The task =>
Set every record down again, identical to the original.

Interface dataset entries =>
= Beginning of Section =

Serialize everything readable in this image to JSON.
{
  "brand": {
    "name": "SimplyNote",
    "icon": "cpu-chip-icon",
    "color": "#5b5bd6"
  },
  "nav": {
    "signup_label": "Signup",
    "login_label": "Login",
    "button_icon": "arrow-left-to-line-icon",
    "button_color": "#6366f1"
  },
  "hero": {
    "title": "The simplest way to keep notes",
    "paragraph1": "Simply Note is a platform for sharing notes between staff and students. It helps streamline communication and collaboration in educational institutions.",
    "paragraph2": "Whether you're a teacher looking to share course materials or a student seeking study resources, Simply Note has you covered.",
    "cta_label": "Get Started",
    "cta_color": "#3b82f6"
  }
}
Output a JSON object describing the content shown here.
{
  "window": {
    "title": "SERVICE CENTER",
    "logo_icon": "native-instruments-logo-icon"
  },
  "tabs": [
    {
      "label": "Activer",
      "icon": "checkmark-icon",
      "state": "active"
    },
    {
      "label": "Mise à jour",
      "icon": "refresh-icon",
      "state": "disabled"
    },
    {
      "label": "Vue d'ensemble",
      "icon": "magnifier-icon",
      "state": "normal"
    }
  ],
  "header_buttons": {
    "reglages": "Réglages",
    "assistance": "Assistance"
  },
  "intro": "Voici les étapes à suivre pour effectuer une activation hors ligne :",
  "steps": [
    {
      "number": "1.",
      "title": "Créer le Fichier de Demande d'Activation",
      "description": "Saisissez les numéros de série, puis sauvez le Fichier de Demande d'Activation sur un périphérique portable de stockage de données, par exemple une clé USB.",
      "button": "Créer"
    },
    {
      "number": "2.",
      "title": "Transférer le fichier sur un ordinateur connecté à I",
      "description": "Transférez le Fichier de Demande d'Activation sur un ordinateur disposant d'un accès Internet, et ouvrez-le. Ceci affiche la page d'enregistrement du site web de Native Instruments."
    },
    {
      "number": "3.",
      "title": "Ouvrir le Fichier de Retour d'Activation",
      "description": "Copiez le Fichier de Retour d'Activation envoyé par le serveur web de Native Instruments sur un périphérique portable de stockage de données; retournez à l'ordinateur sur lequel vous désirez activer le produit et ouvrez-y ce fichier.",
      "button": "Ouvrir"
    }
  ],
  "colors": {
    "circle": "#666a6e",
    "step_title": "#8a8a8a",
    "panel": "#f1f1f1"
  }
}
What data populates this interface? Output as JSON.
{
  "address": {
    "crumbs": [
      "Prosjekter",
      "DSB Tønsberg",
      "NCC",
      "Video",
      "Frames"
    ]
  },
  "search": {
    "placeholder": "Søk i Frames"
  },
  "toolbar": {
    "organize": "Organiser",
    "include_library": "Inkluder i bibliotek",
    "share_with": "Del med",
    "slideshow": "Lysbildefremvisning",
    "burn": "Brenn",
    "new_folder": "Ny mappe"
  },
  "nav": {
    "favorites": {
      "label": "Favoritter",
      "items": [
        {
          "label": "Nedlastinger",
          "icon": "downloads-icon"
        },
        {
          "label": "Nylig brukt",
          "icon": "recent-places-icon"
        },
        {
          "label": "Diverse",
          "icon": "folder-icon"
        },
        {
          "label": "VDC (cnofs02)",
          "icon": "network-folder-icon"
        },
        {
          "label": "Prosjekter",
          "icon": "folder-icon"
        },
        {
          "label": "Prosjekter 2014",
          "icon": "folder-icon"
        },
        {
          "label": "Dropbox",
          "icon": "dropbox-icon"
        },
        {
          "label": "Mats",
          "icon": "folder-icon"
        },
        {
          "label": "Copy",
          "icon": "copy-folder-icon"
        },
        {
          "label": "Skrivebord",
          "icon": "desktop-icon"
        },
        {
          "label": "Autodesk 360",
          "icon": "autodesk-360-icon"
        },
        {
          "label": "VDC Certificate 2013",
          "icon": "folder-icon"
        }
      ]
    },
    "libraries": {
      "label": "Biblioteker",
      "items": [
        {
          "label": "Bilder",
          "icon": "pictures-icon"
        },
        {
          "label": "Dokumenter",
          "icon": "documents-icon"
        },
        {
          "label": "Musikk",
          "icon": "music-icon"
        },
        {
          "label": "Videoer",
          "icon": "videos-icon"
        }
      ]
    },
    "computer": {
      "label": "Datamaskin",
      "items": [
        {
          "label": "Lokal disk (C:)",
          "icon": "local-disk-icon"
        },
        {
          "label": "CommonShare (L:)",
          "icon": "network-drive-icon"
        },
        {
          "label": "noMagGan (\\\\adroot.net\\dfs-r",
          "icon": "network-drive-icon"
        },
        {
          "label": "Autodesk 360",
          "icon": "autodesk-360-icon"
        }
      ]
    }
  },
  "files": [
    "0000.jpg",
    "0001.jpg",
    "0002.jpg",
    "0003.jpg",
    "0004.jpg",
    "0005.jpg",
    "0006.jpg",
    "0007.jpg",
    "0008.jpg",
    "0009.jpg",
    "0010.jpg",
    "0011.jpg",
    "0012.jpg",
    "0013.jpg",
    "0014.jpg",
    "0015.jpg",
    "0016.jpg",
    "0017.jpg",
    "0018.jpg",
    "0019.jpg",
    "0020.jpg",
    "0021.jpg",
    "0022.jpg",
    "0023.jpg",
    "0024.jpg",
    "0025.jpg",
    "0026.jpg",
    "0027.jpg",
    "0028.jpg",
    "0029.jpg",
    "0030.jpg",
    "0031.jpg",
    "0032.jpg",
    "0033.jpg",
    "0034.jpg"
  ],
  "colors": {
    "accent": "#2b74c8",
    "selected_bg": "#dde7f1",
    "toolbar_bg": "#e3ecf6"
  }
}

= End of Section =

Reply =>
Serialize everything readable in this image to JSON.
{
  "brand": {
    "name": "SimplyNote",
    "icon": "cpu-chip-icon",
    "color": "#5b5bd6"
  },
  "nav": {
    "signup_label": "Signup",
    "login_label": "Login",
    "button_icon": "arrow-left-to-line-icon",
    "button_color": "#6366f1"
  },
  "hero": {
    "title": "The simplest way to keep notes",
    "paragraph1": "Simply Note is a platform for sharing notes between staff and students. It helps streamline communication and collaboration in educational institutions.",
    "paragraph2": "Whether you're a teacher looking to share course materials or a student seeking study resources, Simply Note has you covered.",
    "cta_label": "Get Started",
    "cta_color": "#3b82f6"
  }
}
Output a JSON object describing the content shown here.
{
  "window": {
    "title": "SERVICE CENTER",
    "logo_icon": "native-instruments-logo-icon"
  },
  "tabs": [
    {
      "label": "Activer",
      "icon": "checkmark-icon",
      "state": "active"
    },
    {
      "label": "Mise à jour",
      "icon": "refresh-icon",
      "state": "disabled"
    },
    {
      "label": "Vue d'ensemble",
      "icon": "magnifier-icon",
      "state": "normal"
    }
  ],
  "header_buttons": {
    "reglages": "Réglages",
    "assistance": "Assistance"
  },
  "intro": "Voici les étapes à suivre pour effectuer une activation hors ligne :",
  "steps": [
    {
      "number": "1.",
      "title": "Créer le Fichier de Demande d'Activation",
      "description": "Saisissez les numéros de série, puis sauvez le Fichier de Demande d'Activation sur un périphérique portable de stockage de données, par exemple une clé USB.",
      "button": "Créer"
    },
    {
      "number": "2.",
      "title": "Transférer le fichier sur un ordinateur connecté à I",
      "description": "Transférez le Fichier de Demande d'Activation sur un ordinateur disposant d'un accès Internet, et ouvrez-le. Ceci affiche la page d'enregistrement du site web de Native Instruments."
    },
    {
      "number": "3.",
      "title": "Ouvrir le Fichier de Retour d'Activation",
      "description": "Copiez le Fichier de Retour d'Activation envoyé par le serveur web de Native Instruments sur un périphérique portable de stockage de données; retournez à l'ordinateur sur lequel vous désirez activer le produit et ouvrez-y ce fichier.",
      "button": "Ouvrir"
    }
  ],
  "colors": {
    "circle": "#666a6e",
    "step_title": "#8a8a8a",
    "panel": "#f1f1f1"
  }
}
What data populates this interface? Output as JSON.
{
  "address": {
    "crumbs": [
      "Prosjekter",
      "DSB Tønsberg",
      "NCC",
      "Video",
      "Frames"
    ]
  },
  "search": {
    "placeholder": "Søk i Frames"
  },
  "toolbar": {
    "organize": "Organiser",
    "include_library": "Inkluder i bibliotek",
    "share_with": "Del med",
    "slideshow": "Lysbildefremvisning",
    "burn": "Brenn",
    "new_folder": "Ny mappe"
  },
  "nav": {
    "favorites": {
      "label": "Favoritter",
      "items": [
        {
          "label": "Nedlastinger",
          "icon": "downloads-icon"
        },
        {
          "label": "Nylig brukt",
          "icon": "recent-places-icon"
        },
        {
          "label": "Diverse",
          "icon": "folder-icon"
        },
        {
          "label": "VDC (cnofs02)",
          "icon": "network-folder-icon"
        },
        {
          "label": "Prosjekter",
          "icon": "folder-icon"
        },
        {
          "label": "Prosjekter 2014",
          "icon": "folder-icon"
        },
        {
          "label": "Dropbox",
          "icon": "dropbox-icon"
        },
        {
          "label": "Mats",
          "icon": "folder-icon"
        },
        {
          "label": "Copy",
          "icon": "copy-folder-icon"
        },
        {
          "label": "Skrivebord",
          "icon": "desktop-icon"
        },
        {
          "label": "Autodesk 360",
          "icon": "autodesk-360-icon"
        },
        {
          "label": "VDC Certificate 2013",
          "icon": "folder-icon"
        }
      ]
    },
    "libraries": {
      "label": "Biblioteker",
      "items": [
        {
          "label": "Bilder",
          "icon": "pictures-icon"
        },
        {
          "label": "Dokumenter",
          "icon": "documents-icon"
        },
        {
          "label": "Musikk",
          "icon": "music-icon"
        },
        {
          "label": "Videoer",
          "icon": "videos-icon"
        }
      ]
    },
    "computer": {
      "label": "Datamaskin",
      "items": [
        {
          "label": "Lokal disk (C:)",
          "icon": "local-disk-icon"
        },
        {
          "label": "CommonShare (L:)",
          "icon": "network-drive-icon"
        },
        {
          "label": "noMagGan (\\\\adroot.net\\dfs-r",
          "icon": "network-drive-icon"
        },
        {
          "label": "Autodesk 360",
          "icon": "autodesk-360-icon"
        }
      ]
    }
  },
  "files": [
    "0000.jpg",
    "0001.jpg",
    "0002.jpg",
    "0003.jpg",
    "0004.jpg",
    "0005.jpg",
    "0006.jpg",
    "0007.jpg",
    "0008.jpg",
    "0009.jpg",
    "0010.jpg",
    "0011.jpg",
    "0012.jpg",
    "0013.jpg",
    "0014.jpg",
    "0015.jpg",
    "0016.jpg",
    "0017.jpg",
    "0018.jpg",
    "0019.jpg",
    "0020.jpg",
    "0021.jpg",
    "0022.jpg",
    "0023.jpg",
    "0024.jpg",
    "0025.jpg",
    "0026.jpg",
    "0027.jpg",
    "0028.jpg",
    "0029.jpg",
    "0030.jpg",
    "0031.jpg",
    "0032.jpg",
    "0033.jpg",
    "0034.jpg"
  ],
  "colors": {
    "accent": "#2b74c8",
    "selected_bg": "#dde7f1",
    "toolbar_bg": "#e3ecf6"
  }
}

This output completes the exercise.